Stakeholders proffer solutions to exam malpractice

BY: Emmanuel Bonney
Wendy Enyonam Addy-Lamptey (inset), Head of National Office of WAEC, addressing the stakeholders. Pictures: Ernest Kodzi
Wendy Enyonam Addy-Lamptey (inset), Head of National Office of WAEC, addressing the stakeholders.
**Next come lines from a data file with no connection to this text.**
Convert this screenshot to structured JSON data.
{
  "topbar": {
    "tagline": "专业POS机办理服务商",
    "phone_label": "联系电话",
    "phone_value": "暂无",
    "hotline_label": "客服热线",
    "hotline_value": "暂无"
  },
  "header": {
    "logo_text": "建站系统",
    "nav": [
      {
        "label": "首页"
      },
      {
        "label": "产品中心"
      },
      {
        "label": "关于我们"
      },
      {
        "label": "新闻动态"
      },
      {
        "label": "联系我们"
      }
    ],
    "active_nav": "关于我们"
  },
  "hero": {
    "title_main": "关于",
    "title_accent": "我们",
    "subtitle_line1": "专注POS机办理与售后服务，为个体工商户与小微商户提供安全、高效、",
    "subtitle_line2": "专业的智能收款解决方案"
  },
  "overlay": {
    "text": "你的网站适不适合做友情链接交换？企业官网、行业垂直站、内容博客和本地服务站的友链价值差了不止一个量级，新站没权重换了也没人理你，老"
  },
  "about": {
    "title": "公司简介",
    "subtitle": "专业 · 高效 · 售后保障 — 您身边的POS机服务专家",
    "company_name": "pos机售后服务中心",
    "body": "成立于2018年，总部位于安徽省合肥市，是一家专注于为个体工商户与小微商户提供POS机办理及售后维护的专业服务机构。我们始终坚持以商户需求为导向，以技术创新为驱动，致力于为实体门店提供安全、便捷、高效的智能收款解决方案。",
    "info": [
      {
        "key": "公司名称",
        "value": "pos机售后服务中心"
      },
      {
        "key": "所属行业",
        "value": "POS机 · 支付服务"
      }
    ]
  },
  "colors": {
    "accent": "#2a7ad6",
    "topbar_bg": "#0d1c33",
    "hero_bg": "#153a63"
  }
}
Pictures: Ernest Kodzi

Panel members at a stakeholders’ forum in Accra have proposed various measures to deal with examination malpractice in the country.

The measures include leveraging the use of technology with the adoption of computer-assisted examination, writing of examination in larger halls fitted with cameras to accommodate candidates at a go and making 50 per cent of examination questions practicals.

The speakers, who also called for a collective fight, are a Deputy Director-General of the Ghana Education Service (GES), Dr Kwabena Bempah Tandoh; the President of the Conference of Assisted Secondary Schools (CHASS), Alhaji Yakub Abubakar; the former Head of the Test Administration Division (TAD), Nii Christian Johnson, and the current Head of TAD of WAEC, George Ohene-Mantey.


The forum, which was organised by WAEC, was on the theme: “Seventy years of reliable education assessment — The journey, challenges and the way forward”.

In his submission, Dr Tandoh said that examination malpractice was indeed real and that the council was taking technical and strategic steps to address the problem of cheating in the conduct of examination.

He, among other things, mentioned the serialisation of examination questions introduced during the 2021 Basic Education Certification Examination (BECE), saying that the goal of the GES was not only to prepare students to pass examinations but also to prepare them for life.

He said there were punitive measures in place to sanction staff of the GES involved in malpractice so that examination conducted was not compromised.

Alhaji Abubakar, for his part, noted that there was the need to plug any loophole in the transportation of examination papers to the various schools across the country to avoid leakage and malpractice.


Apportioning blame, he said it was not the best since it was not helping the fight against the canker and that there was the need for all to come on board to deal with the problem.

Mr Johnson, who narrated the risky manner questions were transported in the past, said examination leaks and malpractice did not only affect the credibility of examination, it hurt most when staff of the council were linked to them.

He said “we need to raise our game in order to deal with the problem”
Mr Ohene-Mantey said WAEC had ensured that question papers from its end to the various depots were secured with padlocks and seals, among other things.


He said although there could not be 100 per cent security, the council was doing all it could to protect its examination from being compromised.

Leakages and other forms of malpractice, he said, took place outside the offices of WAEC and that 90 per cent of the cases of malpractice occurred when the question papers left the mandate of the council.

The Head of National Office of WAEC, Wendy Enyonam Addy-Lamptey, cautioned candidates and the general public to be mindful of the activities of rogue websites so that they were not misled, with the on-going West African Senior School Certificate Examination (WASSCE).

The council, she said was collaborating with the national security agencies with respect to the various aspects of administration of the examination.


The Director-General of the GES, Professor Kwasi Opoku-Amankwa, commended WAEC for the organisation of the forum, aimed at promoting the sanctity of examination conducted.

In an address read on his behalf, the Registrar to Council, Pateh Bah, said the forum was to take stock of the past 70 years with a view to making the necessary arrangements.